“President Putin’s power price surges” are being blamed for what is set to be a “very expensive winter” caused by Russia’s war in Ukraine and a host of domestic issues.

The conflict has led to a global gas shortage, prompting Australia to rely on its aging coal-fired power stations – at least 25 percent of which are offline due to scheduled or unscheduled outages.

Camera IconA, perfect storm of conditions, has led to an ‘unprecedented’ rise in energy prices. NCA NewsWire / Andrew Henshaw Credit: News Corp Australia

NSW Energy Minister Matt Kean said power prices would remain high as long as the war in Ukraine was going on.

“What we can do is get our coal-fired power stations back online so that they are providing the bulk of the electricity at this time,” he told Channel 7.

Mr. Kean said while the crisis “shouldn’t feed through to bills in the short term”, it will increase wholesale prices over the long term unless the nation’s energy ministers find a solution to drive down power prices.

He said Australia needed to ramp up its transition to renewables to keep prices down and products high.

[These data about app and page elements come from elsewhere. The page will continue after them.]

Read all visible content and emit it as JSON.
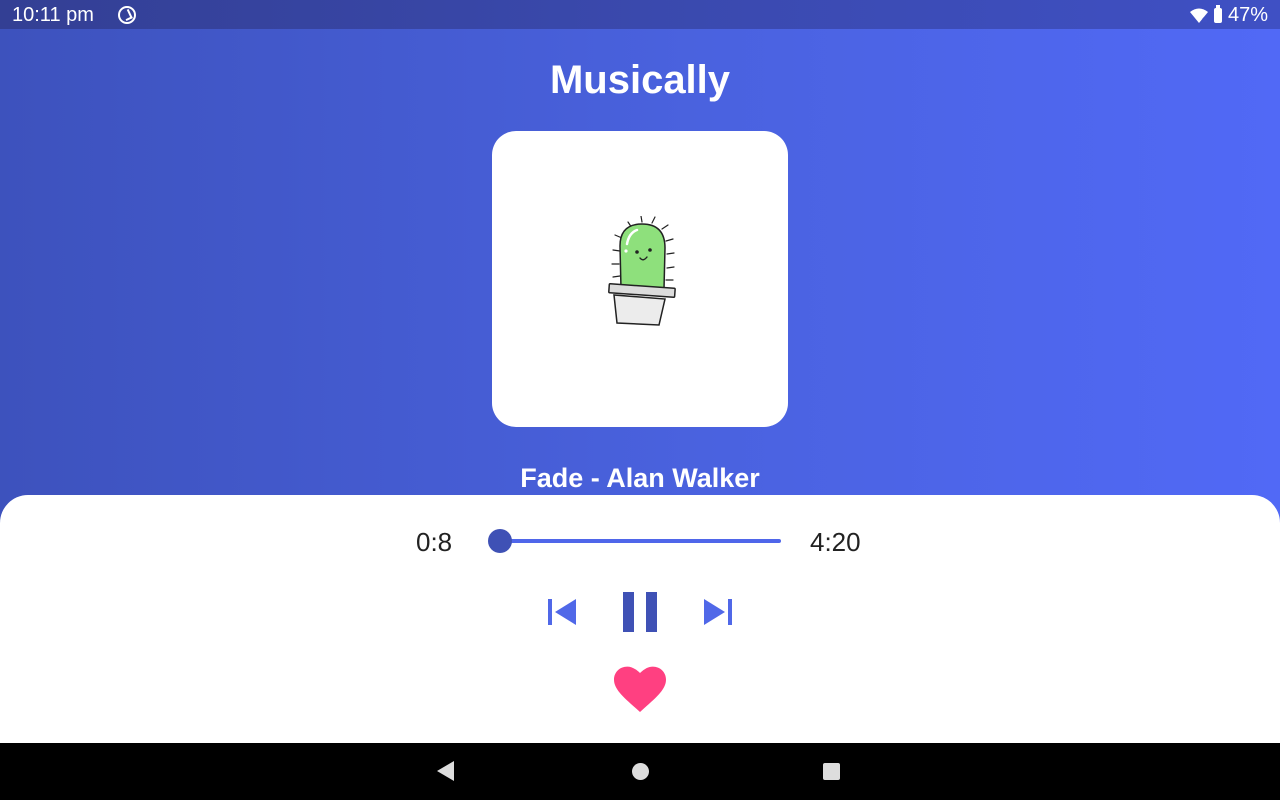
{
  "status_bar": {
    "time": "10:11 pm",
    "battery": "47%",
    "icons": [
      "sync-icon",
      "wifi-icon",
      "battery-icon"
    ]
  },
  "app": {
    "title": "Musically"
  },
  "album_art": {
    "icon": "cactus-illustration"
  },
  "track": {
    "title": "Fade - Alan Walker"
  },
  "player": {
    "current_time": "0:8",
    "total_time": "4:20",
    "progress": 0.03,
    "state": "playing",
    "controls": [
      "previous-icon",
      "pause-icon",
      "next-icon"
    ],
    "liked": true
  },
  "colors": {
    "accent": "#3f51b5",
    "seek_bar": "#4f66ea",
    "gradient_start": "#3d52bd",
    "gradient_end": "#5169f6",
    "like": "#ff4081"
  },
  "nav_bar": {
    "buttons": [
      "back-icon",
      "home-icon",
      "recents-icon"
    ]
  }
}
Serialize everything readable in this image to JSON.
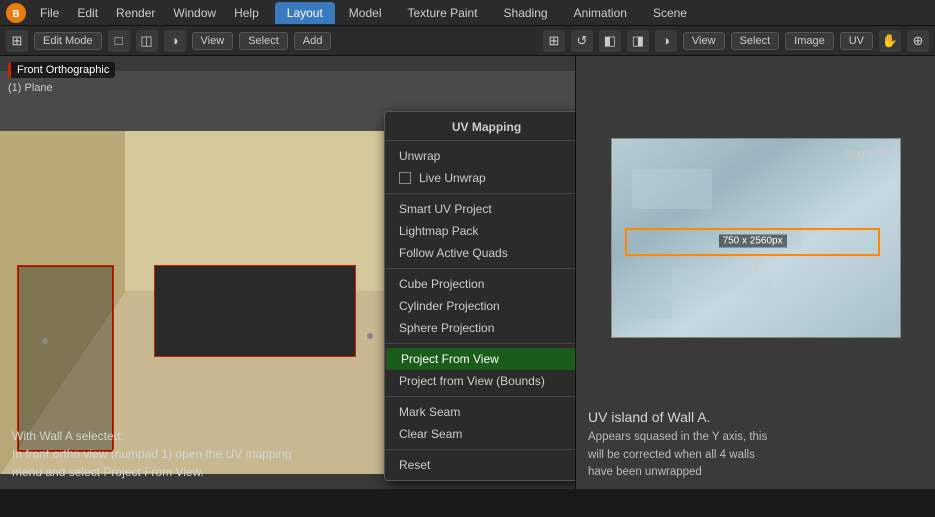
{
  "app": {
    "title": "Blender"
  },
  "top_menu": {
    "items": [
      "Blender",
      "File",
      "Edit",
      "Render",
      "Window",
      "Help"
    ]
  },
  "workspace_tabs": [
    {
      "label": "Layout",
      "active": true
    },
    {
      "label": "Model"
    },
    {
      "label": "Texture Paint"
    },
    {
      "label": "Shading"
    },
    {
      "label": "Animation"
    },
    {
      "label": "Scene"
    }
  ],
  "editor_toolbar": {
    "mode_label": "Edit Mode",
    "view_label": "View",
    "select_label": "Select",
    "add_label": "Add"
  },
  "viewport": {
    "label": "Front Orthographic",
    "sublabel": "(1) Plane"
  },
  "uv_menu": {
    "title": "UV Mapping",
    "items": [
      {
        "label": "Unwrap",
        "type": "item"
      },
      {
        "label": "Live Unwrap",
        "type": "checkbox"
      },
      {
        "separator_after": true
      },
      {
        "label": "Smart UV Project",
        "type": "item"
      },
      {
        "label": "Lightmap Pack",
        "type": "item"
      },
      {
        "label": "Follow Active Quads",
        "type": "item"
      },
      {
        "separator_after": true
      },
      {
        "label": "Cube Projection",
        "type": "item"
      },
      {
        "label": "Cylinder Projection",
        "type": "item"
      },
      {
        "label": "Sphere Projection",
        "type": "item"
      },
      {
        "separator_after": true
      },
      {
        "label": "Project From View",
        "type": "item",
        "highlighted": true
      },
      {
        "label": "Project from View (Bounds)",
        "type": "item"
      },
      {
        "separator_after": true
      },
      {
        "label": "Mark Seam",
        "type": "item"
      },
      {
        "label": "Clear Seam",
        "type": "item"
      },
      {
        "separator_after": true
      },
      {
        "label": "Reset",
        "type": "item"
      }
    ]
  },
  "uv_editor": {
    "toolbar": {
      "view_label": "View",
      "select_label": "Select",
      "image_label": "Image",
      "uv_label": "UV"
    },
    "title": "UV island of Wall A.",
    "description": "Appears squased in the Y axis, this\nwill be corrected when all 4 walls\nhave been unwrapped",
    "size_label": "750 x 2560px",
    "tile_label": "single tile"
  },
  "bottom_text": {
    "line1": "With Wall A selected:",
    "line2": "In front ortho view (numpad 1) open the UV mapping",
    "line3": "menu and select Project From View."
  }
}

Camera IconEnergy Minister Chris Bowen says there’s no ‘easy fix’ to the problems left by the former government. NCA NewsWire / Martin Ollman Credit: News Corp Australia

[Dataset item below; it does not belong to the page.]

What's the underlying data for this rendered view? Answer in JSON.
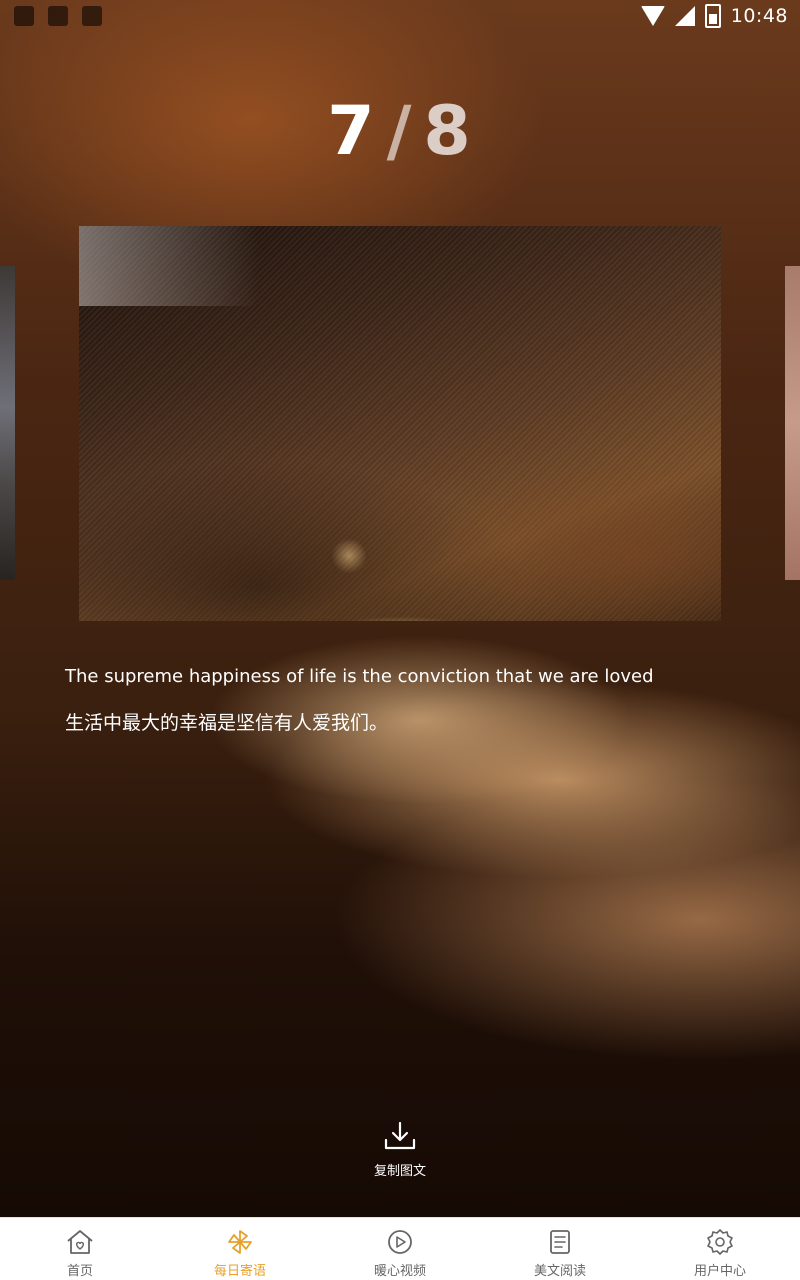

Energy Minister Chris Bowen said there was “no easy fix” to solve all the problems caused by the former government’s nine years of lackluster energy policy.

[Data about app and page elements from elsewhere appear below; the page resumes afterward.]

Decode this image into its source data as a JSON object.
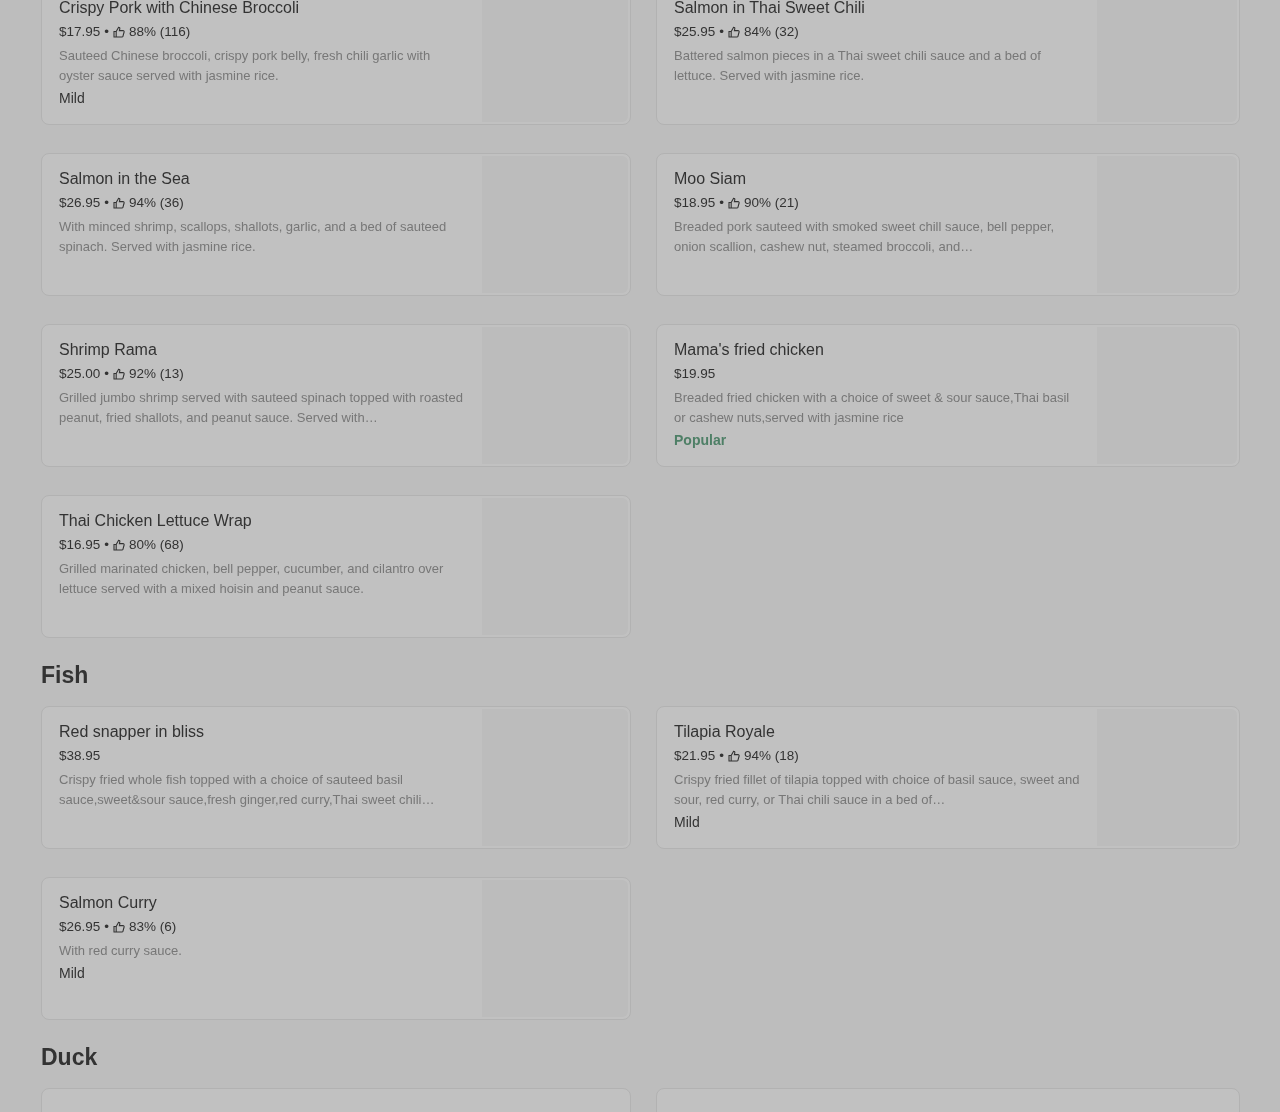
{
  "sections": [
    {
      "items": [
        {
          "name": "Crispy Pork with Chinese Broccoli",
          "price": "$17.95",
          "separator": "•",
          "rating": "88% (116)",
          "description": "Sauteed Chinese broccoli, crispy pork belly, fresh chili garlic with oyster sauce served with jasmine rice.",
          "tag": {
            "text": "Mild",
            "kind": "spice"
          }
        },
        {
          "name": "Salmon in Thai Sweet Chili",
          "price": "$25.95",
          "separator": "•",
          "rating": "84% (32)",
          "description": "Battered salmon pieces in a Thai sweet chili sauce and a bed of lettuce. Served with jasmine rice."
        },
        {
          "name": "Salmon in the Sea",
          "price": "$26.95",
          "separator": "•",
          "rating": "94% (36)",
          "description": "With minced shrimp, scallops, shallots, garlic, and a bed of sauteed spinach. Served with jasmine rice."
        },
        {
          "name": "Moo Siam",
          "price": "$18.95",
          "separator": "•",
          "rating": "90% (21)",
          "description": "Breaded pork sauteed with smoked sweet chill sauce, bell pepper, onion scallion, cashew nut, steamed broccoli, and…"
        },
        {
          "name": "Shrimp Rama",
          "price": "$25.00",
          "separator": "•",
          "rating": "92% (13)",
          "description": "Grilled jumbo shrimp served with sauteed spinach topped with roasted peanut, fried shallots, and peanut sauce. Served with…"
        },
        {
          "name": "Mama's fried chicken",
          "price": "$19.95",
          "description": "Breaded fried chicken with a choice of sweet & sour sauce,Thai basil or cashew nuts,served with jasmine rice",
          "tag": {
            "text": "Popular",
            "kind": "popular"
          }
        },
        {
          "name": "Thai Chicken Lettuce Wrap",
          "price": "$16.95",
          "separator": "•",
          "rating": "80% (68)",
          "description": "Grilled marinated chicken, bell pepper, cucumber, and cilantro over lettuce served with a mixed hoisin and peanut sauce."
        }
      ]
    },
    {
      "title": "Fish",
      "items": [
        {
          "name": "Red snapper in bliss",
          "price": "$38.95",
          "description": "Crispy fried whole fish topped with a choice of sauteed basil sauce,sweet&sour sauce,fresh ginger,red curry,Thai sweet chili…"
        },
        {
          "name": "Tilapia Royale",
          "price": "$21.95",
          "separator": "•",
          "rating": "94% (18)",
          "description": "Crispy fried fillet of tilapia topped with choice of basil sauce, sweet and sour, red curry, or Thai chili sauce in a bed of…",
          "tag": {
            "text": "Mild",
            "kind": "spice"
          }
        },
        {
          "name": "Salmon Curry",
          "price": "$26.95",
          "separator": "•",
          "rating": "83% (6)",
          "description": "With red curry sauce.",
          "tag": {
            "text": "Mild",
            "kind": "spice"
          }
        }
      ]
    },
    {
      "title": "Duck",
      "cards_cut_off": true
    }
  ]
}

“What’s caused this problem is that we haven’t had the investment we need in renewables and transmission and storage,” he told ABC Radio.

“Over the last few years, we’ve had a 17 percent reduction in renewables investment … We need nine times the amount of utility-scale renewables to make the system more stable.”

Mr. Bowen said Wednesday’s crisis meeting, called for by a broad coalition of peak bodies, was a chance for all states and territories to start working “hand in glove” with the commonwealth to better plan the transition to renewables.

“We’re one team … We’ve got to get this transition right,” he said.

Camera IconThe gas shortage caused by Russia’s war in Ukraine has already started to burn a hole in Australian households’ pockets. NCA NewsWire / Brenton Edwards Credit: News Corp Australia


On Tuesday, numerous peak bodies from the energy industry called on the ministers to work together “both on immediate responses to calm chaos and on longer-term measures to moderate energy prices and cut emissions by improving supply and lifting demand-side efficiency, energy management and fuel switching”.

“A collaborative response between the commonwealth, states, and energy stakeholders is needed because no one player holds all the powers, resources and information to resolve this crisis,” the group said.

“A staged response is essential because this crisis includes both acute price pain and the likelihood of chronic high prices after that.”

Nationals senator Matt Canavan knocked back the group’s claim that there needed to be a faster build-out of large-scale renewables, suggesting coal was still the best way forward.

“Let’s hope this meeting ends the war on coal … There’s been a war on our coal and gas industries for the last few years; that’s why we have the high prices,” he told the Nine Network.

His party leader David Littleproud has suggested a way forward would be to transition to nuclear power – despite it being on the decline worldwide.

“This is emerging technology … I don’t think we should be afraid to have that conversation,” Mr. Littleproud told ABC News.

“Let’s be mature enough as a country to go down this track, work constructively, and understand the opportunities.”

Bella E. McMahon
I am a freelance writer who started blogging in college. I am fascinated by human nature, politics, culture, technology, and pop culture. In addition to my writing, I enjoy exploring new places, trying out new things, and engaging in conversations with new people. Some of my favorite hobbies are reading, playing music, making crafts, writing, traveling, and spending time with my family.